ACTION ITEM
Pull out every line below containing the word "subtitle".

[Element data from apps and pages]
········

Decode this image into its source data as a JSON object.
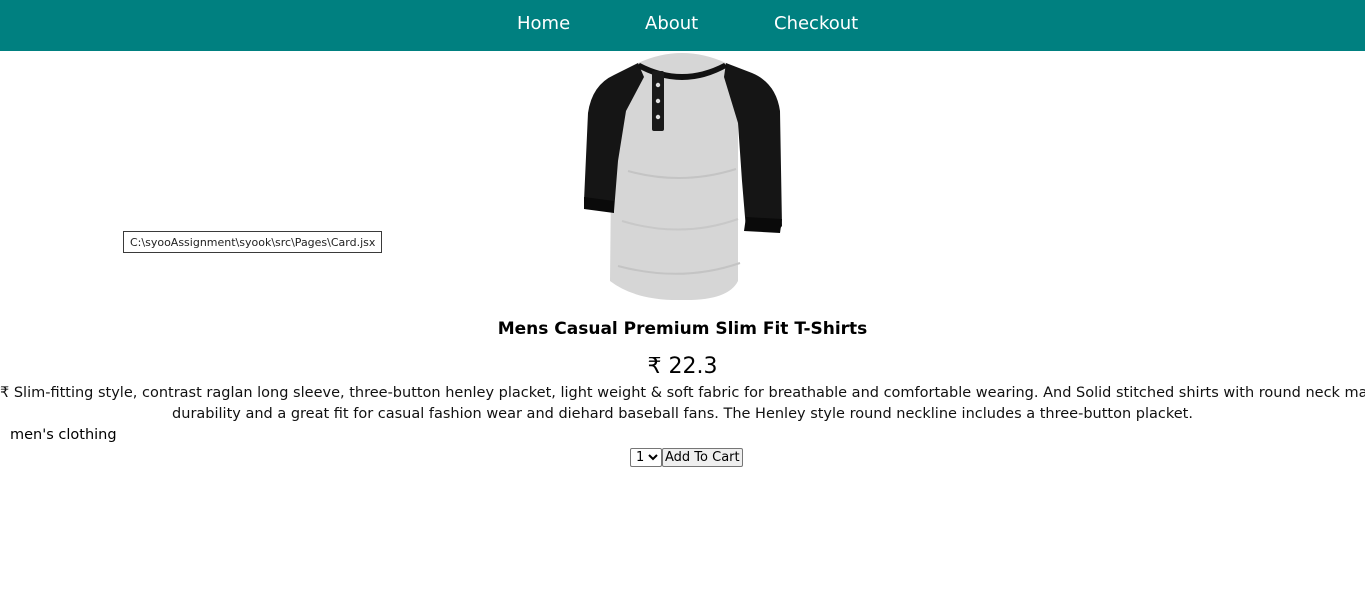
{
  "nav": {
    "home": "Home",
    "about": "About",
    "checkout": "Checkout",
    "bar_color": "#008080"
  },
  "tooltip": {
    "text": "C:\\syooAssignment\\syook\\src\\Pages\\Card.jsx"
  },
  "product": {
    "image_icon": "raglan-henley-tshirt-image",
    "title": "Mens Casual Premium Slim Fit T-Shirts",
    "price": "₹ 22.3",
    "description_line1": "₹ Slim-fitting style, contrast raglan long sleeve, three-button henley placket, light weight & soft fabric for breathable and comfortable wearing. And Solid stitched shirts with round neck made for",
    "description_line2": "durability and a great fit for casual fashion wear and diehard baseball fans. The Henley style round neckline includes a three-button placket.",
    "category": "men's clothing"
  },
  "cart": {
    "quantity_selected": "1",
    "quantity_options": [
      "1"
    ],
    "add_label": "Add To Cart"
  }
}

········

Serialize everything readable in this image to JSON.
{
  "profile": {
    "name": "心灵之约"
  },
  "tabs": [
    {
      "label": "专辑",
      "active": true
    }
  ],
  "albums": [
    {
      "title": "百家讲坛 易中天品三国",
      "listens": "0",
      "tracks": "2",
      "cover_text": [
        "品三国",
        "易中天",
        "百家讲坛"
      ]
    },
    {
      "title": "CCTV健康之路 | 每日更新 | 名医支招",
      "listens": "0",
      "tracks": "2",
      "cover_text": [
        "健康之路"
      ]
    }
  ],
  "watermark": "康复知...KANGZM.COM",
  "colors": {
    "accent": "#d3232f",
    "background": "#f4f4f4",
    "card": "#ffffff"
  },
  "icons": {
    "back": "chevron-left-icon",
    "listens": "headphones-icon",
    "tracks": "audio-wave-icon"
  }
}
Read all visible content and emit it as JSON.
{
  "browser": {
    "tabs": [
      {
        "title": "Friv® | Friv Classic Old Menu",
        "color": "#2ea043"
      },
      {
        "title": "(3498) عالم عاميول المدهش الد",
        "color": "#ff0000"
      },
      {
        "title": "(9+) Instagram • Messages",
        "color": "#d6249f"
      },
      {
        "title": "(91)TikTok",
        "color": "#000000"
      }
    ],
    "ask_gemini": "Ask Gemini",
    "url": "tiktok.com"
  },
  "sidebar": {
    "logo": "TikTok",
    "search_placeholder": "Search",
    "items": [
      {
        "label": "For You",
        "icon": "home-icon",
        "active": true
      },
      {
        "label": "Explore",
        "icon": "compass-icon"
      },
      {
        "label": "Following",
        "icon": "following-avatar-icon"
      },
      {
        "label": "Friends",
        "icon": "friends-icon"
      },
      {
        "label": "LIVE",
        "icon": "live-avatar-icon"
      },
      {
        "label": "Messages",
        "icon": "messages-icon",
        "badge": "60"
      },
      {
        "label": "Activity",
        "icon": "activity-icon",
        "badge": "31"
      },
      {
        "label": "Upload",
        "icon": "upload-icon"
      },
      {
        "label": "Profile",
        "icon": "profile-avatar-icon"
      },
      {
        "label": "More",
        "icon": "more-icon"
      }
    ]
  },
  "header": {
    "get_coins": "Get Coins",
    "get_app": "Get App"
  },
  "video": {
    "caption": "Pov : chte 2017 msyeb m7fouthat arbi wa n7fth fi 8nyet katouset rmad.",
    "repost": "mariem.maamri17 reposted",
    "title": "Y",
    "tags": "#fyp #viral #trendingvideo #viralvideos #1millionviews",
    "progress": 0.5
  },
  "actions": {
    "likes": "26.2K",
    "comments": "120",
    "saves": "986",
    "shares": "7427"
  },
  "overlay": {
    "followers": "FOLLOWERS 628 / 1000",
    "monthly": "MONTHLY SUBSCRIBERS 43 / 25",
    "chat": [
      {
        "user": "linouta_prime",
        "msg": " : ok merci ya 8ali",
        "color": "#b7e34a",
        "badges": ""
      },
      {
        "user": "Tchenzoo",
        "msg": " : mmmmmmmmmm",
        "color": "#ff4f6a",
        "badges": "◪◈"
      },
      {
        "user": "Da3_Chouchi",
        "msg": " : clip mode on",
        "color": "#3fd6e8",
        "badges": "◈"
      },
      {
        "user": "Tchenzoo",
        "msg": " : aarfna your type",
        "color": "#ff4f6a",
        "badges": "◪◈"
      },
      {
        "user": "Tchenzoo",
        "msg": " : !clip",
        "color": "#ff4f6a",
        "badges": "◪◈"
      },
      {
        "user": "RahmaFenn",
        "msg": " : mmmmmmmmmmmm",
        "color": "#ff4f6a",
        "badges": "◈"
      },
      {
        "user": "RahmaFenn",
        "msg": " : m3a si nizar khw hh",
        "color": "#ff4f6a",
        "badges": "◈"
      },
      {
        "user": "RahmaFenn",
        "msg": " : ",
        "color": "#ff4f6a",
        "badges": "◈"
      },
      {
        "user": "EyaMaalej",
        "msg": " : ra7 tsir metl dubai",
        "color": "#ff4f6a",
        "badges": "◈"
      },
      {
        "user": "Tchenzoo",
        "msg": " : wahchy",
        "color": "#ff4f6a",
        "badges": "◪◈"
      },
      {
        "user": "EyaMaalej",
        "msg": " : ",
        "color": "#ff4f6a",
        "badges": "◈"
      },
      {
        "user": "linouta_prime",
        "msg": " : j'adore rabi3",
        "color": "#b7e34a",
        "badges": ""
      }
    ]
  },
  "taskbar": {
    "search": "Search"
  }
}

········

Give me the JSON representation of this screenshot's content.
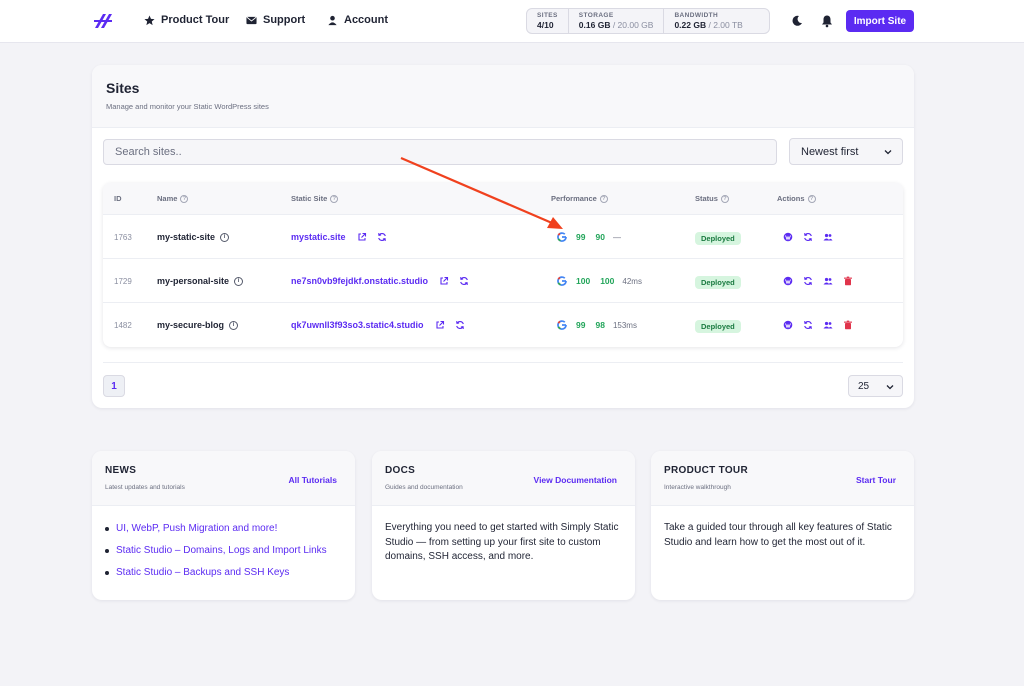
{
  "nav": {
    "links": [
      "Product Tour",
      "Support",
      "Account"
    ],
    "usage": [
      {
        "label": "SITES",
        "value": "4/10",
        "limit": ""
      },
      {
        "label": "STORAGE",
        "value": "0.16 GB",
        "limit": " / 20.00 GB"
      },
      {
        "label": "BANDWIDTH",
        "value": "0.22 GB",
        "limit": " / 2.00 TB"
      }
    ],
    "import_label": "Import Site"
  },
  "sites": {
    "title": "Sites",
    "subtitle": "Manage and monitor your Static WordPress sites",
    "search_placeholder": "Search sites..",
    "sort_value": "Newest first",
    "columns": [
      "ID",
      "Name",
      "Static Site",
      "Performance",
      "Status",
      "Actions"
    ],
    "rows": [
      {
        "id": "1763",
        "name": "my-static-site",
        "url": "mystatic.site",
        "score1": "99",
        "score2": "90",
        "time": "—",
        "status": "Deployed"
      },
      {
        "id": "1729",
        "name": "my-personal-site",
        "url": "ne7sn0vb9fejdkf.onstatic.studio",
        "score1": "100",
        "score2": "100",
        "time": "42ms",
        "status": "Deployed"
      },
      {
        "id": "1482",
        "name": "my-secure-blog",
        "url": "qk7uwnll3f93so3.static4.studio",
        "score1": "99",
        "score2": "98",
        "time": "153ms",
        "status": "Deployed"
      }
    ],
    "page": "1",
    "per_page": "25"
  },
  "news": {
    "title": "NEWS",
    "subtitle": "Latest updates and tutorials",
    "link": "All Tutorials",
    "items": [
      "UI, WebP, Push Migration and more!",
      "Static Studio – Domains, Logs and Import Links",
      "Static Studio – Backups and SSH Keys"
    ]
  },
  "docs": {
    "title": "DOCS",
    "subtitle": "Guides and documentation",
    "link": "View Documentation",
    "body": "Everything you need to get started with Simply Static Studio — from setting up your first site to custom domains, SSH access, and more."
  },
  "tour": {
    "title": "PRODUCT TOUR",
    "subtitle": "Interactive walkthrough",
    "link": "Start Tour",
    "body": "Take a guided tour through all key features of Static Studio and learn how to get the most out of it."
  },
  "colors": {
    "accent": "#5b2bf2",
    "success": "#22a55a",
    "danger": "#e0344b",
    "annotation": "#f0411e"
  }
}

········

RESPONSE
    "subtitle": "Manage and monitor your Static WordPress sites",
    "subtitle": "Latest updates and tutorials",
    "subtitle": "Guides and documentation",
    "subtitle": "Interactive walkthrough",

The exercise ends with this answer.